How do you measure a secret?

First published on website September 15th, 2007 © Copyright 2007 by Robert Krten.

I've often wondered how secret something that I've just been told is. Often, people will say something like "not too many people know about this."

I've been thinking that a number would be a much better way of expressing the secrecy of something. A practical way of encoding the information would be as an exponent for the number 2, as a binary order of magnitude. Then, when you disclose a secret, you could give out this number. For example, a "7" secret means that 27 people know about it — 128, give or take.

Does this mean that a "7" secret is just about like public information? Well, it depends. If it's information about a person (like, "John has just been caught cheating on his wife"), then yes, most likely "7" means that just about everyone who would be interested in it knows about it. If it's information about a corporate project in development, it could still be considered relatively "secret", especially in a large corporation (or the government).
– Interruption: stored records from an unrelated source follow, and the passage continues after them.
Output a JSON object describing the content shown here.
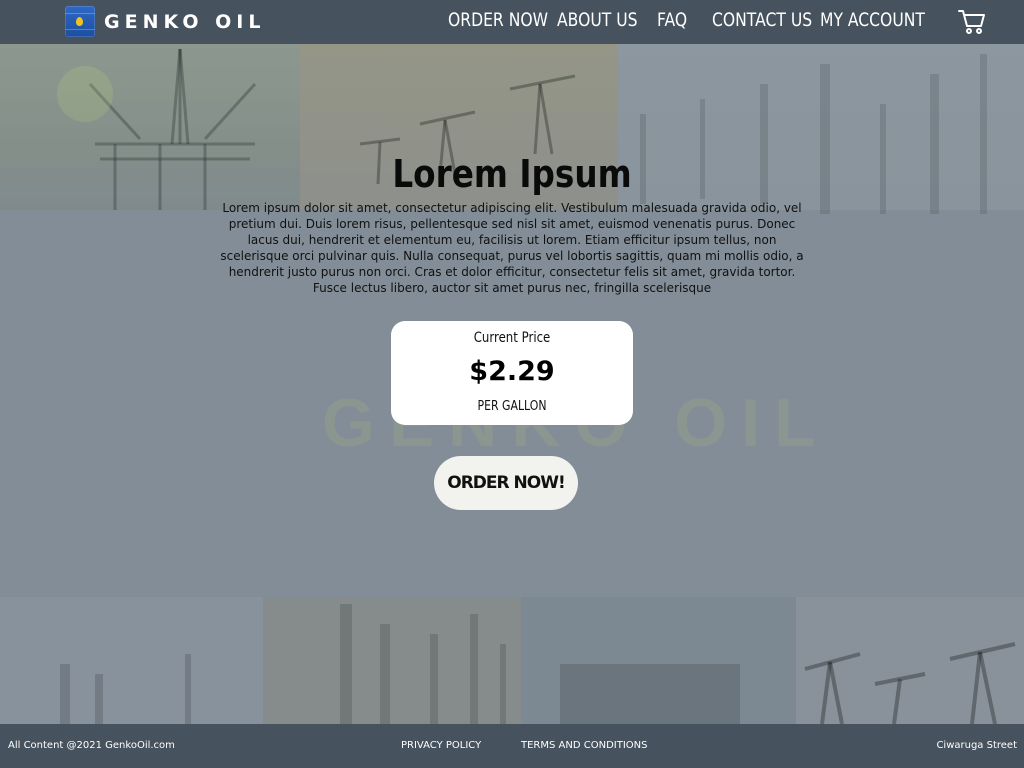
{
  "header": {
    "logo_text": "GENKO OIL",
    "nav": [
      {
        "label": "ORDER NOW"
      },
      {
        "label": "ABOUT US"
      },
      {
        "label": "FAQ"
      },
      {
        "label": "CONTACT US"
      },
      {
        "label": "MY ACCOUNT"
      }
    ],
    "cart_icon": "shopping-cart-icon"
  },
  "hero": {
    "title": "Lorem Ipsum",
    "body": "Lorem ipsum dolor sit amet, consectetur adipiscing elit. Vestibulum malesuada gravida odio, vel pretium dui. Duis lorem risus, pellentesque sed nisl sit amet, euismod venenatis purus. Donec lacus dui, hendrerit et elementum eu, facilisis ut lorem. Etiam efficitur ipsum tellus, non scelerisque orci pulvinar quis. Nulla consequat, purus vel lobortis sagittis, quam mi mollis odio, a hendrerit justo purus non orci. Cras et dolor efficitur, consectetur felis sit amet, gravida tortor. Fusce lectus libero, auctor sit amet purus nec, fringilla scelerisque",
    "watermark": "GENKO OIL"
  },
  "price_card": {
    "label": "Current Price",
    "value": "$2.29",
    "unit": "PER GALLON"
  },
  "order_button": {
    "label": "ORDER NOW!"
  },
  "footer": {
    "copyright": "All Content @2021 GenkoOil.com",
    "links": [
      {
        "label": "PRIVACY POLICY"
      },
      {
        "label": "TERMS AND CONDITIONS"
      }
    ],
    "address": "Ciwaruga Street"
  },
  "colors": {
    "header_bg": "#46525d",
    "footer_bg": "#46525d",
    "logo_blue": "#1b4fa0",
    "logo_drop": "#f4c21c",
    "card_bg": "#ffffff",
    "button_bg": "#f2f2ee"
  }
}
The practical range of "secrecy" might be 0 through 4 or 5 for personal secrets (with "0" meaning that 20 people know about it — 20 is one, so that means that only the originator of the secret knows about it). 4 or 5 means 24 or 25, so 16 to 32, which might be about the practical limit for something about a person that's known by people who aren't trained to keep secrets. For large institutionalized secrets, the numbers might go as high as 10 to 12. This is a complete guess on my part.

Obviously, not exactly 64 people will know about a 6-secret. The range should be +/- 0.5, so 25.5 through 26.5, or about 45 through 91. In most cases, it's a guess/estimate anyway, whose job it is to give the person to whom the secret is being disclosed some idea of how volatile the secrecy of the information is.
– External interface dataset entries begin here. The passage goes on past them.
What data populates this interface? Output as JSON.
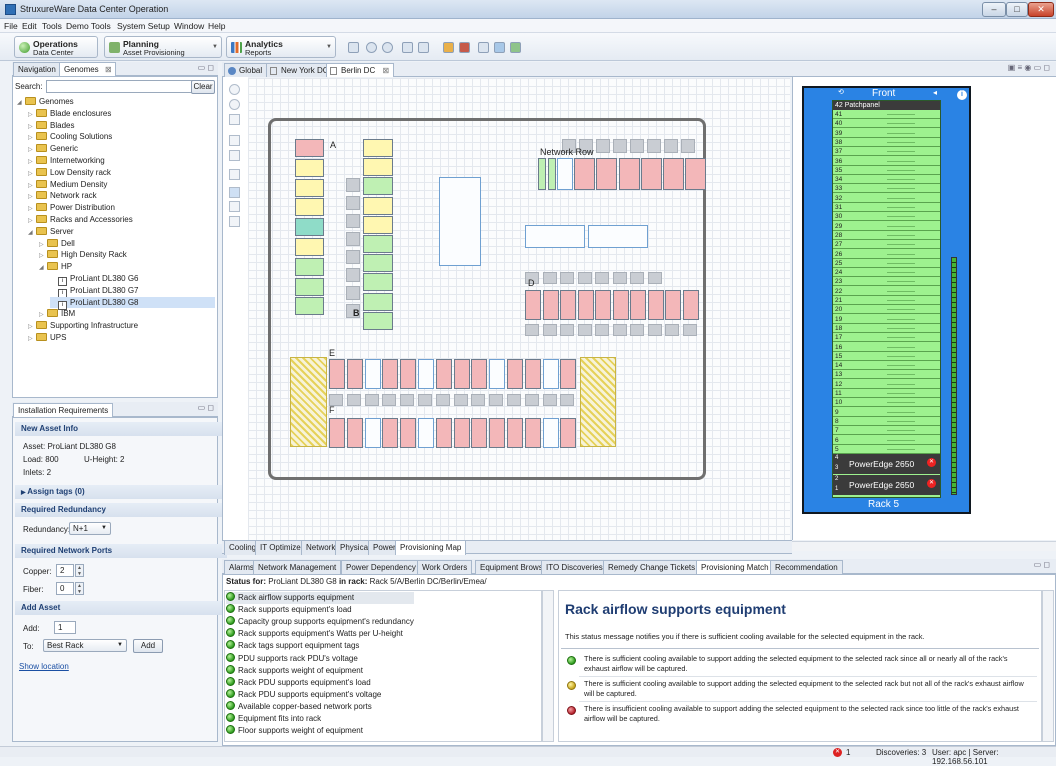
{
  "window": {
    "title": "StruxureWare Data Center Operation",
    "min": "–",
    "max": "□",
    "close": "✕"
  },
  "menu": [
    "File",
    "Edit",
    "Tools",
    "Demo Tools",
    "System Setup",
    "Window",
    "Help"
  ],
  "toolbar": {
    "perspectives": [
      {
        "title": "Operations",
        "sub": "Data Center"
      },
      {
        "title": "Planning",
        "sub": "Asset Provisioning"
      },
      {
        "title": "Analytics",
        "sub": "Reports"
      }
    ]
  },
  "left_panel": {
    "tabs": [
      "Navigation",
      "Genomes"
    ],
    "search_label": "Search:",
    "search_value": "",
    "clear_label": "Clear",
    "tree": [
      {
        "label": "Genomes",
        "kind": "folder",
        "level": 0,
        "open": true
      },
      {
        "label": "Blade enclosures",
        "kind": "folder",
        "level": 1
      },
      {
        "label": "Blades",
        "kind": "folder",
        "level": 1
      },
      {
        "label": "Cooling Solutions",
        "kind": "folder",
        "level": 1
      },
      {
        "label": "Generic",
        "kind": "folder",
        "level": 1
      },
      {
        "label": "Internetworking",
        "kind": "folder",
        "level": 1
      },
      {
        "label": "Low Density rack",
        "kind": "folder",
        "level": 1
      },
      {
        "label": "Medium Density",
        "kind": "folder",
        "level": 1
      },
      {
        "label": "Network rack",
        "kind": "folder",
        "level": 1
      },
      {
        "label": "Power Distribution",
        "kind": "folder",
        "level": 1
      },
      {
        "label": "Racks and Accessories",
        "kind": "folder",
        "level": 1
      },
      {
        "label": "Server",
        "kind": "folder",
        "level": 1,
        "open": true
      },
      {
        "label": "Dell",
        "kind": "folder",
        "level": 2
      },
      {
        "label": "High Density Rack",
        "kind": "folder",
        "level": 2
      },
      {
        "label": "HP",
        "kind": "folder",
        "level": 2,
        "open": true
      },
      {
        "label": "ProLiant DL380 G6",
        "kind": "item",
        "level": 3
      },
      {
        "label": "ProLiant DL380 G7",
        "kind": "item",
        "level": 3
      },
      {
        "label": "ProLiant DL380 G8",
        "kind": "item",
        "level": 3,
        "selected": true
      },
      {
        "label": "IBM",
        "kind": "folder",
        "level": 2
      },
      {
        "label": "Supporting Infrastructure",
        "kind": "folder",
        "level": 1
      },
      {
        "label": "UPS",
        "kind": "folder",
        "level": 1
      }
    ]
  },
  "install": {
    "tab": "Installation Requirements",
    "new_asset_header": "New Asset Info",
    "asset": "Asset: ProLiant DL380 G8",
    "load": "Load: 800",
    "uheight": "U-Height: 2",
    "inlets": "Inlets: 2",
    "assign_tags": "Assign tags (0)",
    "redundancy_header": "Required Redundancy",
    "redundancy_label": "Redundancy:",
    "redundancy_value": "N+1",
    "ports_header": "Required Network Ports",
    "copper_label": "Copper:",
    "copper_value": "2",
    "fiber_label": "Fiber:",
    "fiber_value": "0",
    "add_asset_header": "Add Asset",
    "add_label": "Add:",
    "add_value": "1",
    "to_label": "To:",
    "to_value": "Best Rack",
    "add_button": "Add",
    "show_location": "Show location"
  },
  "editor_tabs": [
    "Global",
    "New York DC",
    "Berlin DC"
  ],
  "map": {
    "labels": {
      "a": "A",
      "b": "B",
      "d": "D",
      "e": "E",
      "f": "F",
      "network_row": "Network Row"
    }
  },
  "bottom_map_tabs": [
    "Cooling",
    "IT Optimize",
    "Network",
    "Physical",
    "Power",
    "Provisioning Map"
  ],
  "rack_view": {
    "title": "Front",
    "rack_name": "Rack 5",
    "patchpanel": "Patchpanel",
    "top_u": "42",
    "units": [
      "41",
      "40",
      "39",
      "38",
      "37",
      "36",
      "35",
      "34",
      "33",
      "32",
      "31",
      "30",
      "29",
      "28",
      "27",
      "26",
      "25",
      "24",
      "23",
      "22",
      "21",
      "20",
      "19",
      "18",
      "17",
      "16",
      "15",
      "14",
      "13",
      "12",
      "11",
      "10",
      "9",
      "8",
      "7",
      "6",
      "5"
    ],
    "devices": [
      {
        "u_top": "4",
        "u_bottom": "3",
        "name": "PowerEdge 2650"
      },
      {
        "u_top": "2",
        "u_bottom": "1",
        "name": "PowerEdge 2650"
      }
    ]
  },
  "bottom_tabs": [
    "Alarms",
    "Network Management",
    "Power Dependency",
    "Work Orders",
    "Equipment Browser",
    "ITO Discoveries",
    "Remedy Change Tickets",
    "Provisioning Match",
    "Recommendation"
  ],
  "status_line": {
    "prefix": "Status for: ",
    "asset": "ProLiant DL380 G8",
    "mid": " in rack: ",
    "rack": "Rack 5/A/Berlin DC/Berlin/Emea/"
  },
  "checks": [
    "Rack airflow supports equipment",
    "Rack supports equipment's load",
    "Capacity group supports equipment's redundancy",
    "Rack supports equipment's Watts per U-height",
    "Rack tags support equipment tags",
    "PDU supports rack PDU's voltage",
    "Rack supports weight of equipment",
    "Rack PDU supports equipment's load",
    "Rack PDU supports equipment's voltage",
    "Available copper-based network ports",
    "Equipment fits into rack",
    "Floor supports weight of equipment"
  ],
  "detail": {
    "title": "Rack airflow supports equipment",
    "desc": "This status message notifies you if there is sufficient cooling available for the selected equipment in the rack.",
    "items": [
      {
        "color": "g",
        "text": "There is sufficient cooling available to support adding the selected equipment to the selected rack since all or nearly all of the rack's exhaust airflow will be captured."
      },
      {
        "color": "y",
        "text": "There is sufficient cooling available to support adding the selected equipment to the selected rack but not all of the rack's exhaust airflow will be captured."
      },
      {
        "color": "r",
        "text": "There is insufficient cooling available to support adding the selected equipment to the selected rack since too little of the rack's exhaust airflow will be captured."
      }
    ]
  },
  "statusbar": {
    "alarm_count": "1",
    "discoveries": "Discoveries: 3",
    "user": "User: apc | Server: 192.168.56.101"
  }
}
As far as language goes, I think using the term "n-secret", where "n" is replaced with a number, is a fairly straightforward way of stating the secrecy. "I know a 3-secret about Tina", for example.

What else lends itself to being a power of 2?

Secrets would only have practical values in the whole number range (0..n). However, other measurements could have practical values in the integer range. Extending this to real numbers is of less practical use, because people are less likely to be able to compute 25.334 in their heads — the value of 25 is easy enough to figure out (if you don't have it hardwired as a table in your head anyway), and probably has sufficient granularity for most practical purposes.